= Beginning of Section =
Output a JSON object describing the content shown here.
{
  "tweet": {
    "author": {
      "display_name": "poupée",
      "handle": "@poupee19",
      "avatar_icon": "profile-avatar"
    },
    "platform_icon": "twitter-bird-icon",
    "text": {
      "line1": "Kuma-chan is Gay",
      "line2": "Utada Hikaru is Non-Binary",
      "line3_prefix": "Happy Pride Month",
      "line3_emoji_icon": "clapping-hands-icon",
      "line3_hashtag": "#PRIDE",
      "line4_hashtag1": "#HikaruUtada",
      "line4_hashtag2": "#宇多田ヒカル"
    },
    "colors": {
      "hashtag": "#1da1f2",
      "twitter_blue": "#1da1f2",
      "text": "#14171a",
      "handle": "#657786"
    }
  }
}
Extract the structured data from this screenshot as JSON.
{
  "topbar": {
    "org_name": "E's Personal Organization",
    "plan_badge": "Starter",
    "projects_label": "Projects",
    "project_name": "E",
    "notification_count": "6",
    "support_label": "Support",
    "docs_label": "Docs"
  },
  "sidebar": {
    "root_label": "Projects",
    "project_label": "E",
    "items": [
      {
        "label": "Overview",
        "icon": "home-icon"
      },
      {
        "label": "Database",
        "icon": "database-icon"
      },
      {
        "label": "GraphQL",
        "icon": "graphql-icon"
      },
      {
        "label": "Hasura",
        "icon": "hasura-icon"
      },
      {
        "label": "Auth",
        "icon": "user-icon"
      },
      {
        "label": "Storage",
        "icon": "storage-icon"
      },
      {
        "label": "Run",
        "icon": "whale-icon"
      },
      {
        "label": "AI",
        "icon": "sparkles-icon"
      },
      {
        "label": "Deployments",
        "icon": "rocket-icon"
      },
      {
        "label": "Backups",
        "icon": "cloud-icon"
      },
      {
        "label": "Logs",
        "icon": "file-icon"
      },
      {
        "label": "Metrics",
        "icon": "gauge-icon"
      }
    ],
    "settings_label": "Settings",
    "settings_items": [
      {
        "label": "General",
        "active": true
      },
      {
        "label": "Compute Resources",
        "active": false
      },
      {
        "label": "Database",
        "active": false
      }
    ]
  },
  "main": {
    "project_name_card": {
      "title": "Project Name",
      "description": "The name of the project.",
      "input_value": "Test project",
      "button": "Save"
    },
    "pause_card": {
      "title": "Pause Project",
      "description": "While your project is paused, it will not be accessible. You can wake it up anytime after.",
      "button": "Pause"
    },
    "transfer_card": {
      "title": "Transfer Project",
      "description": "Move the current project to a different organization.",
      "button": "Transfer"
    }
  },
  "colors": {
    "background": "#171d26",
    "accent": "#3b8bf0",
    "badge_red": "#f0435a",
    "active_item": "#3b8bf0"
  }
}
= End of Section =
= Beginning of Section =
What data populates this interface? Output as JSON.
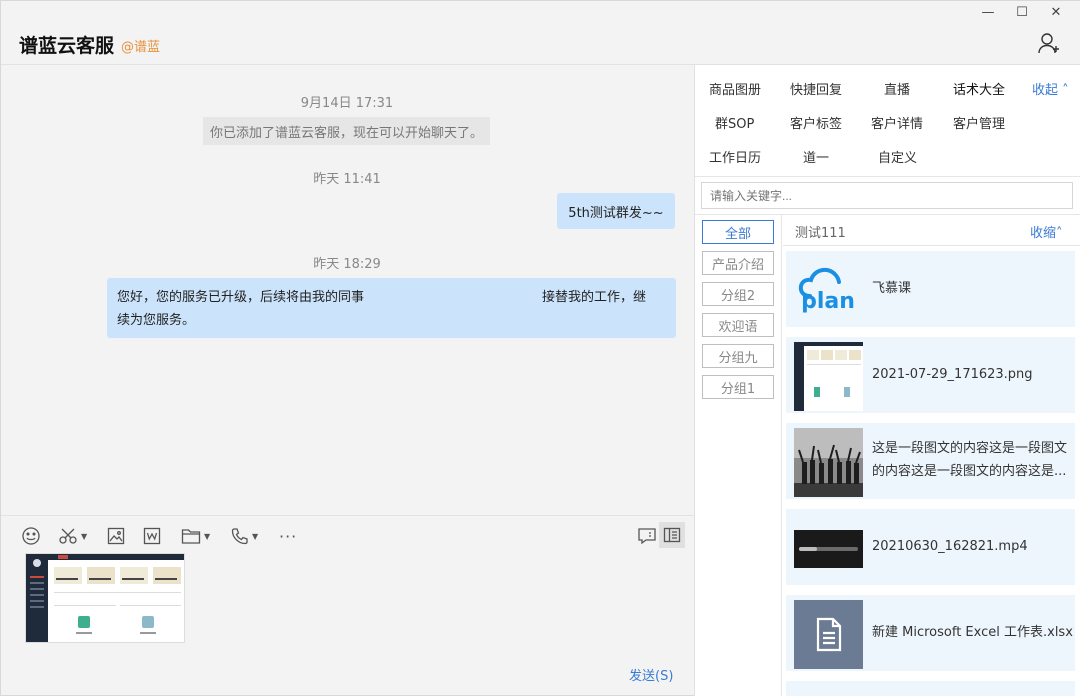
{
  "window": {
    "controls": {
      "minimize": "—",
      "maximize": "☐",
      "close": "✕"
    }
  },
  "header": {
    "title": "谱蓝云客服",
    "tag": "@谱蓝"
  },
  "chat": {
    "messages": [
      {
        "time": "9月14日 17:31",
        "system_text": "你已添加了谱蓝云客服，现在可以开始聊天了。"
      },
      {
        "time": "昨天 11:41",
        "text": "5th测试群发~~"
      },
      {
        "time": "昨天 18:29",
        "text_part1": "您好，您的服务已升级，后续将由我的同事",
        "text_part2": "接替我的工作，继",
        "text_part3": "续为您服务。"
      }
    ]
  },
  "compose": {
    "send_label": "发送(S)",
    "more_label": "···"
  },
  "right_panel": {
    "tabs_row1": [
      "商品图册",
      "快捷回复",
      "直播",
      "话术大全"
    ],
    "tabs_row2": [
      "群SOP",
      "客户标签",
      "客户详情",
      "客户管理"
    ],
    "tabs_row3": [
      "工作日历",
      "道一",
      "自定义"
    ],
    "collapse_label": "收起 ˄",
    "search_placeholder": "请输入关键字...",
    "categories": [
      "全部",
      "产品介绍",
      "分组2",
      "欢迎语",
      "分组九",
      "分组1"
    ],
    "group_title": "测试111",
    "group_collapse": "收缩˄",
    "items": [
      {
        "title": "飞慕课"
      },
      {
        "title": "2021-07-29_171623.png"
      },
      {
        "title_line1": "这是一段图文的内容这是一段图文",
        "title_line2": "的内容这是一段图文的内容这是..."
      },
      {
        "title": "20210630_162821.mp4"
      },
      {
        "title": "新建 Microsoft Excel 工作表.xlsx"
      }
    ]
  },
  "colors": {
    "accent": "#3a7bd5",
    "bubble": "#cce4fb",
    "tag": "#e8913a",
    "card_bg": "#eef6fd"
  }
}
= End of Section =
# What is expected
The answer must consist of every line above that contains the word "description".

# Answer area
      "description": "The name of the project.",
      "description": "While your project is paused, it will not be accessible. You can wake it up anytime after.",
      "description": "Move the current project to a different organization.",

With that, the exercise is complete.